Directions — The reply is to be an exact repetition of the entries that follow, with each picture left out.

(Entries taken from a collection)
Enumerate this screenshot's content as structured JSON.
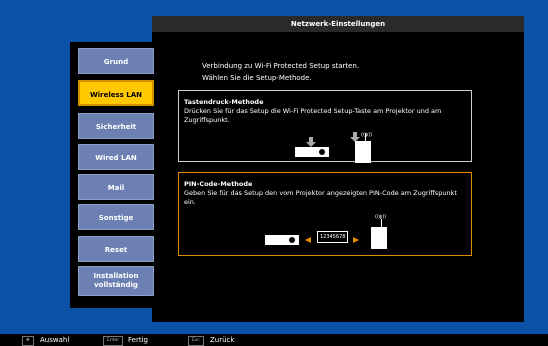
{
  "title": "Netzwerk-Einstellungen",
  "menu": [
    {
      "label": "Grund"
    },
    {
      "label": "Wireless LAN"
    },
    {
      "label": "Sicherheit"
    },
    {
      "label": "Wired LAN"
    },
    {
      "label": "Mail"
    },
    {
      "label": "Sonstige"
    },
    {
      "label": "Reset"
    },
    {
      "label": "Installation\nvollständig"
    }
  ],
  "intro": {
    "line1": "Verbindung zu Wi-Fi Protected Setup starten.",
    "line2": "Wählen Sie die Setup-Methode."
  },
  "push_method": {
    "heading": "Tastendruck-Methode",
    "text": "Drücken Sie für das Setup die Wi-Fi Protected Setup-Taste am Projektor und am Zugriffspunkt.",
    "signal": "((ψ))"
  },
  "pin_method": {
    "heading": "PIN-Code-Methode",
    "text": "Geben Sie für das Setup den vom Projektor angezeigten PIN-Code am Zugriffspunkt ein.",
    "code": "12345678",
    "signal": "((ψ))"
  },
  "footer": {
    "select_key": "✥",
    "select_label": "Auswahl",
    "enter_key": "Enter",
    "enter_label": "Fertig",
    "esc_key": "Esc",
    "esc_label": "Zurück"
  }
}
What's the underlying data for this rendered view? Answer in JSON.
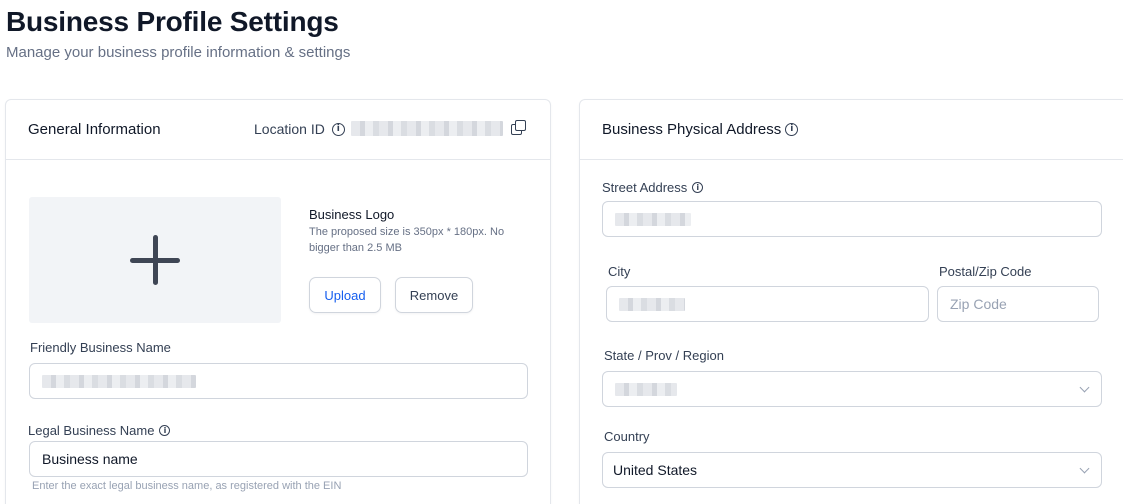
{
  "header": {
    "title": "Business Profile Settings",
    "subtitle": "Manage your business profile information & settings"
  },
  "general": {
    "title": "General Information",
    "location_label": "Location ID",
    "logo": {
      "title": "Business Logo",
      "description": "The proposed size is 350px * 180px. No bigger than 2.5 MB",
      "upload_label": "Upload",
      "remove_label": "Remove"
    },
    "friendly_name": {
      "label": "Friendly Business Name"
    },
    "legal_name": {
      "label": "Legal Business Name",
      "value": "Business name",
      "hint": "Enter the exact legal business name, as registered with the EIN"
    }
  },
  "address": {
    "title": "Business Physical Address",
    "street": {
      "label": "Street Address"
    },
    "city": {
      "label": "City"
    },
    "postal": {
      "label": "Postal/Zip Code",
      "placeholder": "Zip Code"
    },
    "state": {
      "label": "State / Prov / Region"
    },
    "country": {
      "label": "Country",
      "value": "United States"
    }
  },
  "icons": {
    "info": "info-icon",
    "copy": "copy-icon",
    "add": "plus-icon",
    "dropdown": "chevron-down-icon"
  },
  "colors": {
    "upload_text": "#155eef",
    "border": "#e4e7ec",
    "placeholder": "#98a2b3"
  }
}
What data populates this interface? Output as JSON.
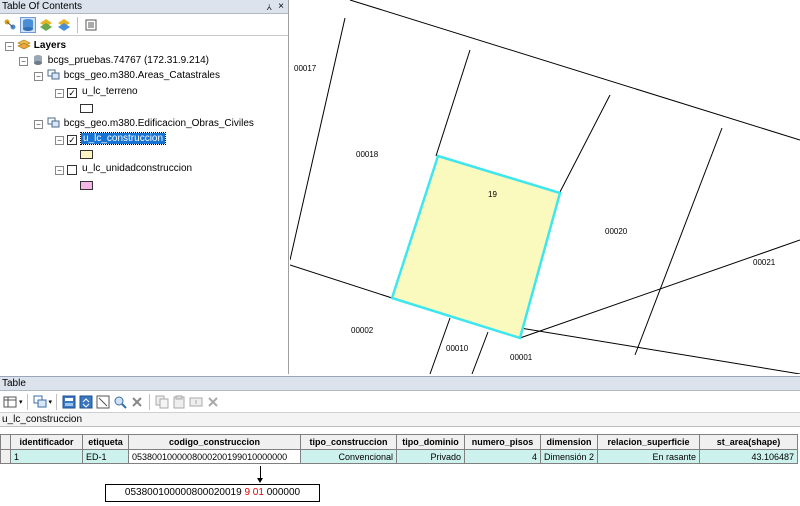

Answer section —
Enumerate this screenshot's content as structured JSON.
{
  "title": "Netzwerk-Einstellungen",
  "menu": [
    {
      "label": "Grund"
    },
    {
      "label": "Wireless LAN"
    },
    {
      "label": "Sicherheit"
    },
    {
      "label": "Wired LAN"
    },
    {
      "label": "Mail"
    },
    {
      "label": "Sonstige"
    },
    {
      "label": "Reset"
    },
    {
      "label": "Installation\nvollständig"
    }
  ],
  "intro": {
    "line1": "Verbindung zu Wi-Fi Protected Setup starten.",
    "line2": "Wählen Sie die Setup-Methode."
  },
  "push_method": {
    "heading": "Tastendruck-Methode",
    "text": "Drücken Sie für das Setup die Wi-Fi Protected Setup-Taste am Projektor und am Zugriffspunkt.",
    "signal": "((ψ))"
  },
  "pin_method": {
    "heading": "PIN-Code-Methode",
    "text": "Geben Sie für das Setup den vom Projektor angezeigten PIN-Code am Zugriffspunkt ein.",
    "code": "12345678",
    "signal": "((ψ))"
  },
  "footer": {
    "select_key": "✥",
    "select_label": "Auswahl",
    "enter_key": "Enter",
    "enter_label": "Fertig",
    "esc_key": "Esc",
    "esc_label": "Zurück"
  }
}
What's the underlying data for this rendered view? Answer in JSON.
{
  "header": {
    "title": "Business Profile Settings",
    "subtitle": "Manage your business profile information & settings"
  },
  "general": {
    "title": "General Information",
    "location_label": "Location ID",
    "logo": {
      "title": "Business Logo",
      "description": "The proposed size is 350px * 180px. No bigger than 2.5 MB",
      "upload_label": "Upload",
      "remove_label": "Remove"
    },
    "friendly_name": {
      "label": "Friendly Business Name"
    },
    "legal_name": {
      "label": "Legal Business Name",
      "value": "Business name",
      "hint": "Enter the exact legal business name, as registered with the EIN"
    }
  },
  "address": {
    "title": "Business Physical Address",
    "street": {
      "label": "Street Address"
    },
    "city": {
      "label": "City"
    },
    "postal": {
      "label": "Postal/Zip Code",
      "placeholder": "Zip Code"
    },
    "state": {
      "label": "State / Prov / Region"
    },
    "country": {
      "label": "Country",
      "value": "United States"
    }
  },
  "icons": {
    "info": "info-icon",
    "copy": "copy-icon",
    "add": "plus-icon",
    "dropdown": "chevron-down-icon"
  },
  "colors": {
    "upload_text": "#155eef",
    "border": "#e4e7ec",
    "placeholder": "#98a2b3"
  }
}
What data populates this interface? Output as JSON.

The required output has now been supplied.